The U.S.'s annual military exercise in Mongolia, Khaan Quest, is underway, and the organizers have put some photos on flickr. One of the components of the exercise is apparently a "counter IED team post-forensic analysis."
Brig. Gen. John Seward, deputy commanding general, U.S. Army Pacific Command, uses a remote control to set off improvised explosive device as part of a demonstration held at Five Hills training area, Mongolia Aug. 18. The IED, similar to those found in Iraq and Afghanistan, was rigged to an old U.S. Embassy vehicle. The IED was detonated, and followed by a counter IED team post-forensic analysis. This was the first time the Counter IED Center of Excellence shared the demonstration with a partner nation.
A U.S. Embassy car, rigged with an improvised explosive device, explodes as part of a demonstration held at Five Hills training area, Mongolia Aug. 18.
Soldiers of the Mongolian Armed Forces search through a perimeter at the Five Hills training area, Mongolia, for pieces left of a U.S. Embassy Vehicle that was detonated for an improvised explosive device demonstration Aug. 18.
IEDs seem like kind of an unusual focus, given that these exercises are supposed to be oriented towards U.N. peacekeeping missions, where IEDs aren't that common. But hey, guys love blowing stuff up in the middle of nowhere.
For more background, see EurasiaNet's report from last year's Khaan Quest:
The exercise is the most visible form of US-Mongolian military cooperation, which, for Mongolia, has become an integral part of its "third neighbor" foreign policy strategy. Under that strategy, Ulaanbaatar strives to strengthen relations with nations beyond its two immediate neighbors, Russia and China. The joint exercises have been held annually since 2003. For the last three years, they have included other countries beyond the United States and the host nation. Past participants have included Indonesia, Bangladesh, Tonga and Fiji.

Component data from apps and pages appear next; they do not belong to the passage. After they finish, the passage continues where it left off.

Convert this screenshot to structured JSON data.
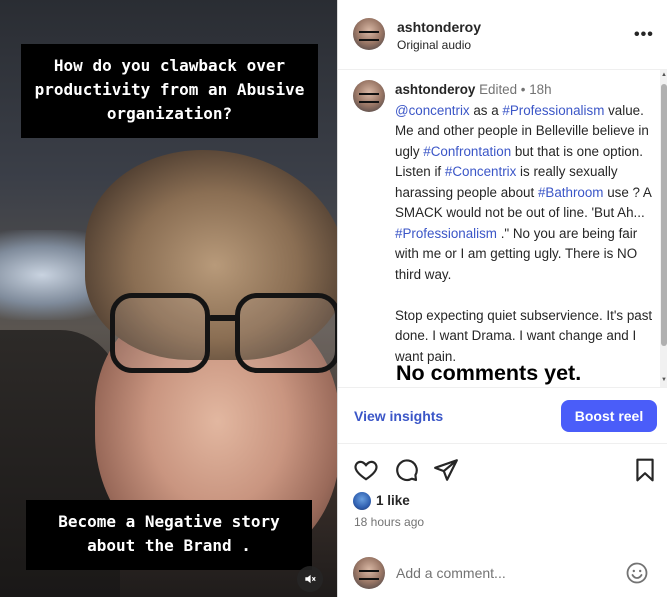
{
  "media": {
    "caption_top": "How do you clawback over productivity from an Abusive organization?",
    "caption_bottom": "Become a Negative story about the Brand ."
  },
  "post": {
    "username": "ashtonderoy",
    "audio": "Original audio",
    "more": "•••",
    "caption_meta": "Edited • 18h",
    "caption_segments": [
      {
        "t": "@concentrix",
        "tag": true
      },
      {
        "t": " as a ",
        "tag": false
      },
      {
        "t": "#Professionalism",
        "tag": true
      },
      {
        "t": " value. Me and other people in Belleville believe in ugly ",
        "tag": false
      },
      {
        "t": "#Confrontation",
        "tag": true
      },
      {
        "t": " but that is one option. Listen if ",
        "tag": false
      },
      {
        "t": "#Concentrix",
        "tag": true
      },
      {
        "t": " is really sexually harassing people about ",
        "tag": false
      },
      {
        "t": "#Bathroom",
        "tag": true
      },
      {
        "t": " use ? A SMACK would not be out of line. 'But Ah... ",
        "tag": false
      },
      {
        "t": "#Professionalism",
        "tag": true
      },
      {
        "t": " .\" No you are being fair with me or I am getting ugly. There is NO third way.",
        "tag": false
      }
    ],
    "caption_para2": "Stop expecting quiet subservience. It's past done. I want Drama. I want change and I want pain.",
    "no_comments": "No comments yet.",
    "view_insights": "View insights",
    "boost_reel": "Boost reel",
    "likes": "1 like",
    "time_ago": "18 hours ago",
    "comment_placeholder": "Add a comment..."
  },
  "colors": {
    "accent": "#4a5df9",
    "link": "#3b56c7",
    "muted": "#737373"
  },
  "icons": {
    "like": "heart-icon",
    "comment": "comment-icon",
    "share": "paper-plane-icon",
    "save": "bookmark-icon",
    "emoji": "smiley-icon",
    "mute": "speaker-muted-icon"
  }
}
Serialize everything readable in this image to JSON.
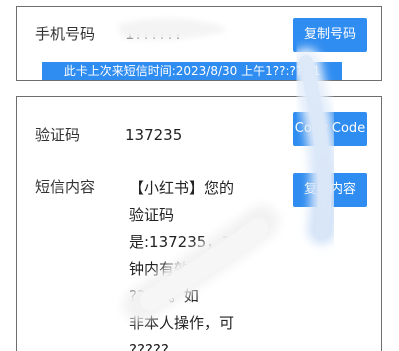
{
  "phone_card": {
    "phone_label": "手机号码",
    "phone_value": "1??????",
    "copy_phone_button": "复制号码",
    "last_sms_banner": "此卡上次来短信时间:2023/8/30 上午1??:??:?1"
  },
  "sms_card": {
    "code_label": "验证码",
    "code_value": "137235",
    "copy_code_button": "Copy Code",
    "content_label": "短信内容",
    "copy_content_button": "复制内容",
    "sms_lines": [
      "【小红书】您的",
      "验证码",
      "是:137235，1分",
      "钟内有效，",
      "?????。如",
      "非本人操作，可",
      "?????"
    ]
  },
  "colors": {
    "accent": "#2f8cf0",
    "border": "#6f6f6f",
    "text": "#333333"
  }
}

Khaan Quest grew out of Mongolia's participation in the US-led war in Iraq, the first combat action that Mongolian troops had seen since World War II. During the Communist era, Mongolia was a close ally of the Soviet Union. In the post-Soviet age, though, Mongolia has built ties with countries other than China and Russia, to avoid being dominated by those two neighbors.